Task to complete:
Reproduce the records precisely. Omit every picture.

--

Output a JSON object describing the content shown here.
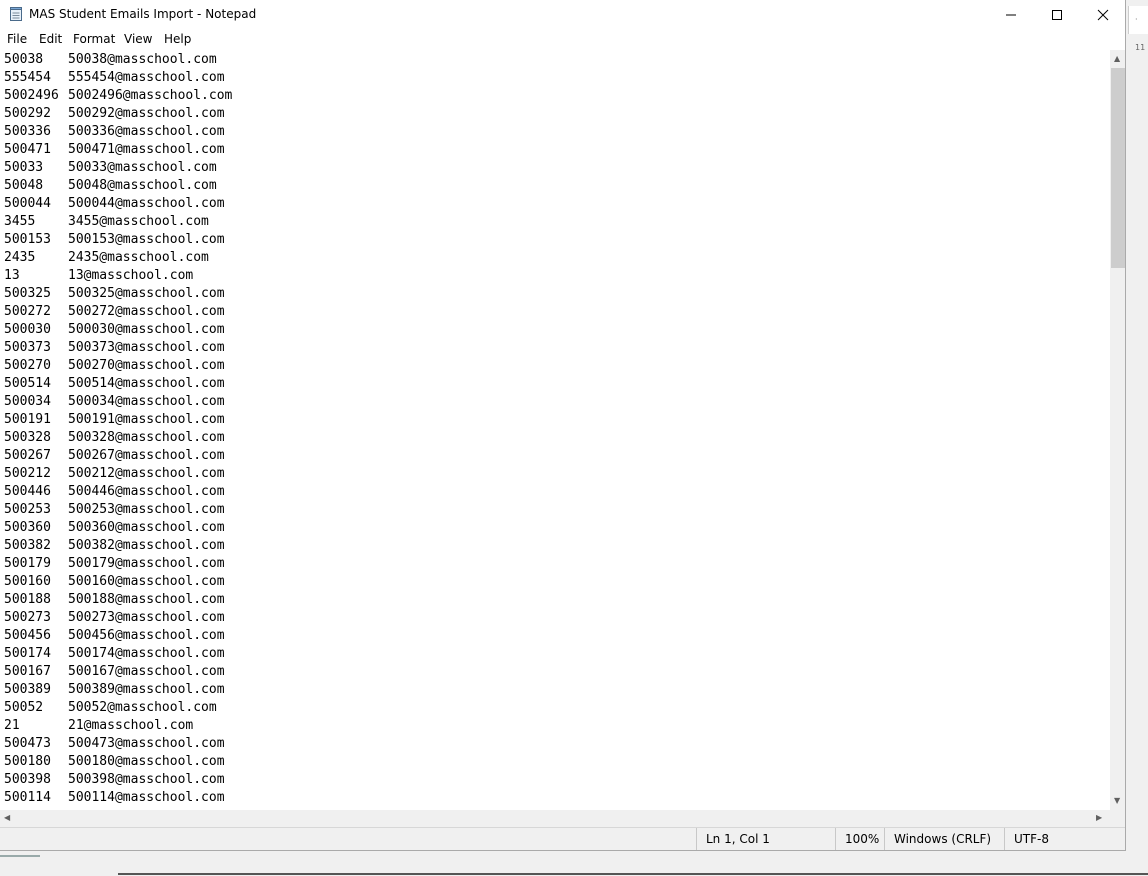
{
  "window": {
    "title": "MAS Student Emails Import - Notepad",
    "icon": "notepad-icon"
  },
  "menu": [
    "File",
    "Edit",
    "Format",
    "View",
    "Help"
  ],
  "document": {
    "lines": [
      [
        "50038",
        "50038@masschool.com"
      ],
      [
        "555454",
        "555454@masschool.com"
      ],
      [
        "5002496",
        "5002496@masschool.com"
      ],
      [
        "500292",
        "500292@masschool.com"
      ],
      [
        "500336",
        "500336@masschool.com"
      ],
      [
        "500471",
        "500471@masschool.com"
      ],
      [
        "50033",
        "50033@masschool.com"
      ],
      [
        "50048",
        "50048@masschool.com"
      ],
      [
        "500044",
        "500044@masschool.com"
      ],
      [
        "3455",
        "3455@masschool.com"
      ],
      [
        "500153",
        "500153@masschool.com"
      ],
      [
        "2435",
        "2435@masschool.com"
      ],
      [
        "13",
        "13@masschool.com"
      ],
      [
        "500325",
        "500325@masschool.com"
      ],
      [
        "500272",
        "500272@masschool.com"
      ],
      [
        "500030",
        "500030@masschool.com"
      ],
      [
        "500373",
        "500373@masschool.com"
      ],
      [
        "500270",
        "500270@masschool.com"
      ],
      [
        "500514",
        "500514@masschool.com"
      ],
      [
        "500034",
        "500034@masschool.com"
      ],
      [
        "500191",
        "500191@masschool.com"
      ],
      [
        "500328",
        "500328@masschool.com"
      ],
      [
        "500267",
        "500267@masschool.com"
      ],
      [
        "500212",
        "500212@masschool.com"
      ],
      [
        "500446",
        "500446@masschool.com"
      ],
      [
        "500253",
        "500253@masschool.com"
      ],
      [
        "500360",
        "500360@masschool.com"
      ],
      [
        "500382",
        "500382@masschool.com"
      ],
      [
        "500179",
        "500179@masschool.com"
      ],
      [
        "500160",
        "500160@masschool.com"
      ],
      [
        "500188",
        "500188@masschool.com"
      ],
      [
        "500273",
        "500273@masschool.com"
      ],
      [
        "500456",
        "500456@masschool.com"
      ],
      [
        "500174",
        "500174@masschool.com"
      ],
      [
        "500167",
        "500167@masschool.com"
      ],
      [
        "500389",
        "500389@masschool.com"
      ],
      [
        "50052",
        "50052@masschool.com"
      ],
      [
        "21",
        "21@masschool.com"
      ],
      [
        "500473",
        "500473@masschool.com"
      ],
      [
        "500180",
        "500180@masschool.com"
      ],
      [
        "500398",
        "500398@masschool.com"
      ],
      [
        "500114",
        "500114@masschool.com"
      ]
    ]
  },
  "status": {
    "position": "Ln 1, Col 1",
    "zoom": "100%",
    "line_endings": "Windows (CRLF)",
    "encoding": "UTF-8"
  },
  "background_sliver": "· 11",
  "colors": {
    "window_bg": "#ffffff",
    "chrome_bg": "#f0f0f0",
    "scroll_thumb": "#cdcdcd"
  }
}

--

Reply to the exercise:
Output a JSON object describing the content shown here.
{
  "window": {
    "title": "MAS Student Emails Import - Notepad",
    "icon": "notepad-icon"
  },
  "menu": [
    "File",
    "Edit",
    "Format",
    "View",
    "Help"
  ],
  "document": {
    "lines": [
      [
        "50038",
        "50038@masschool.com"
      ],
      [
        "555454",
        "555454@masschool.com"
      ],
      [
        "5002496",
        "5002496@masschool.com"
      ],
      [
        "500292",
        "500292@masschool.com"
      ],
      [
        "500336",
        "500336@masschool.com"
      ],
      [
        "500471",
        "500471@masschool.com"
      ],
      [
        "50033",
        "50033@masschool.com"
      ],
      [
        "50048",
        "50048@masschool.com"
      ],
      [
        "500044",
        "500044@masschool.com"
      ],
      [
        "3455",
        "3455@masschool.com"
      ],
      [
        "500153",
        "500153@masschool.com"
      ],
      [
        "2435",
        "2435@masschool.com"
      ],
      [
        "13",
        "13@masschool.com"
      ],
      [
        "500325",
        "500325@masschool.com"
      ],
      [
        "500272",
        "500272@masschool.com"
      ],
      [
        "500030",
        "500030@masschool.com"
      ],
      [
        "500373",
        "500373@masschool.com"
      ],
      [
        "500270",
        "500270@masschool.com"
      ],
      [
        "500514",
        "500514@masschool.com"
      ],
      [
        "500034",
        "500034@masschool.com"
      ],
      [
        "500191",
        "500191@masschool.com"
      ],
      [
        "500328",
        "500328@masschool.com"
      ],
      [
        "500267",
        "500267@masschool.com"
      ],
      [
        "500212",
        "500212@masschool.com"
      ],
      [
        "500446",
        "500446@masschool.com"
      ],
      [
        "500253",
        "500253@masschool.com"
      ],
      [
        "500360",
        "500360@masschool.com"
      ],
      [
        "500382",
        "500382@masschool.com"
      ],
      [
        "500179",
        "500179@masschool.com"
      ],
      [
        "500160",
        "500160@masschool.com"
      ],
      [
        "500188",
        "500188@masschool.com"
      ],
      [
        "500273",
        "500273@masschool.com"
      ],
      [
        "500456",
        "500456@masschool.com"
      ],
      [
        "500174",
        "500174@masschool.com"
      ],
      [
        "500167",
        "500167@masschool.com"
      ],
      [
        "500389",
        "500389@masschool.com"
      ],
      [
        "50052",
        "50052@masschool.com"
      ],
      [
        "21",
        "21@masschool.com"
      ],
      [
        "500473",
        "500473@masschool.com"
      ],
      [
        "500180",
        "500180@masschool.com"
      ],
      [
        "500398",
        "500398@masschool.com"
      ],
      [
        "500114",
        "500114@masschool.com"
      ]
    ]
  },
  "status": {
    "position": "Ln 1, Col 1",
    "zoom": "100%",
    "line_endings": "Windows (CRLF)",
    "encoding": "UTF-8"
  },
  "background_sliver": "· 11",
  "colors": {
    "window_bg": "#ffffff",
    "chrome_bg": "#f0f0f0",
    "scroll_thumb": "#cdcdcd"
  }
}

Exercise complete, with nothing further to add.